So I was not surprised to get Doug’s call at my office in Anchorage. He’d been working out-of-town. Among many skills he is a baker, and often worked in oil pipeline camps when jobs were available.
Things were not going well for the boys and me at our rustic outpost in the woods…I was especially happy to hear his voice.
“Can you pick me up at the airport? You can just drop me off at the doctor, then I’ll wait around till you’re done work today.”
“So, what’s up”, I actually hated to ask….you never knew what to expect.
“No big deal, just got a little bite”.
“Yea, a fox bit me….they think it might have rabies”.
I hate to admit this, but I’d already started taking these things with a grain of salt. Sometimes Doug says crazy stuff just to see what happens.

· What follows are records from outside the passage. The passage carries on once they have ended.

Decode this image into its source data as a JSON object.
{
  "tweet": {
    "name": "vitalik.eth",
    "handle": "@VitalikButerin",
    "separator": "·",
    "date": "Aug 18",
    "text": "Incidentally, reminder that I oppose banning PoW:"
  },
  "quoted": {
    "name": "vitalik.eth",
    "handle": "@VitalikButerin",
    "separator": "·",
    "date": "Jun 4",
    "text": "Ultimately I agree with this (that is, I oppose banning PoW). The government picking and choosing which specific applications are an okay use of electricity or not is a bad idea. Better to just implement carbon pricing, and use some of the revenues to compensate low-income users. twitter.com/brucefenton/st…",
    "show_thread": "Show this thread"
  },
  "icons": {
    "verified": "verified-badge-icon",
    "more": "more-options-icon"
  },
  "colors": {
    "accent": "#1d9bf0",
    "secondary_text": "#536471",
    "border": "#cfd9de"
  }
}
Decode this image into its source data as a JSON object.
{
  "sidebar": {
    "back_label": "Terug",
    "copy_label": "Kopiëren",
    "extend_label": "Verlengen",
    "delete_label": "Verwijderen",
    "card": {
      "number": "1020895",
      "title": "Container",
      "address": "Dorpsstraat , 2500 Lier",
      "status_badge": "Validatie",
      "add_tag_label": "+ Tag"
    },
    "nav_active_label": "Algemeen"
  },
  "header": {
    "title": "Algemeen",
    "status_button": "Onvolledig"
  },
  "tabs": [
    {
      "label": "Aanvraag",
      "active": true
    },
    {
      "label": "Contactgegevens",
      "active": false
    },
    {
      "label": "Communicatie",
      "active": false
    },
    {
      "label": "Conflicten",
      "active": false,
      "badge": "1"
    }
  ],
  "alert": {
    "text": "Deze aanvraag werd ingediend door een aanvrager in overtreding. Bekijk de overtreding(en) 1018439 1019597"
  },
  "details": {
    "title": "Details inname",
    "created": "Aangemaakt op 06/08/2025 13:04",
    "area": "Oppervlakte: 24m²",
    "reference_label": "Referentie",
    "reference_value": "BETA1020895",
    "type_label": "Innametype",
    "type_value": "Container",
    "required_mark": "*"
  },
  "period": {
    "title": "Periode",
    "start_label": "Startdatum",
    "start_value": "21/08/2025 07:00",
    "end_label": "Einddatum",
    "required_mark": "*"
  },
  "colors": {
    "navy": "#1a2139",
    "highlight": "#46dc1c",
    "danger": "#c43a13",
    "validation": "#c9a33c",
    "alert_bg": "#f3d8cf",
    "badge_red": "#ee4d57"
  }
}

I’d learned to play it cool.
At the airport he showed me the puncture wounds. Just two tiny holes…hadn’t even bled. He’d stepped out the back door of the kitchen on a break and this crazy little fox shot out of the woods and bit his leg. So to the doctor we went….rabies treatment to start ASAP.
Current rabies treatment is a series of 5 shots over a course of time. Unfortunately for Doug, we were still living in the “olden days”. This meant he had to have 25 injections…in the abdomen..one every other day or so. They choose an area with a large amount of skin not normally exposed. The injection site becomes sore, almost festery. You need space to avoid giving a shot in an inflamed area. It is as gross as it sounds.
The shots themselves aren’t so bad (easy for me to say), and he did well the first few days. But the pain eventually caught up to him. I felt sorry, but at the same time wondered how many more crazy predicaments could he get into? I shouldn’t have wondered.
Driving around with the boys one afternoon, Doug spotted a “For Sale” sign …. these cannot be ignored. There was also a “No Trespassing” sign and a dog sitting on the front porch….huge dilemna for Doug. Which sign should he ignore? I’m sure you know the answer.
The pathway to the front door was overgrown. Dog didn’t bark…just sat there, so Doug felt safe. He kept calling to the dog, “Hey boy, how ya doin’… blah, blah, blah”.
He knocked on the door, patting the dog’s head. The bushes partially blocked our view, but the boys and I could still see Doug and the dog …. a huge St. Bernard.
No one was answering but it looked like Doug and the pooch were having fun.
“Look, Mommy!” David’s laughing, “Daddy’s playing.”
The “playing” was too intense. I was getting danger vibes. Finally Doug pulled away from the dog, stumbling, crawling up the path. The dog was barking and lunging, trying to break free from its chain. The two had actually been doing battle.
Doug’s clothes were ripped, he was bleeding. So off to the doc we went ….who was getting to know the McGillivrays quite well by then. Between Doug’s right arm and right thigh, the doctor cleaned and dressed 36 puncture wounds. It was convenient, he said, that Doug was already receiving rabies treatment…. his “lucky day”. Oh, yea.
After a couple weeks lounging about nursing his wounds, Doug was itching to get back to camp. They called and needed him. I was anxious for him to leave before he did any more damage to himself.
There were a few more injections to go so the doctor showed Doug what to do and sent him off to work with a supply of vaccine and needles. I doubt you could get away with that today.
Doug has a great sense of humor or else I couldn’t post this. And he’s most certainly tough ….unusual, but tough.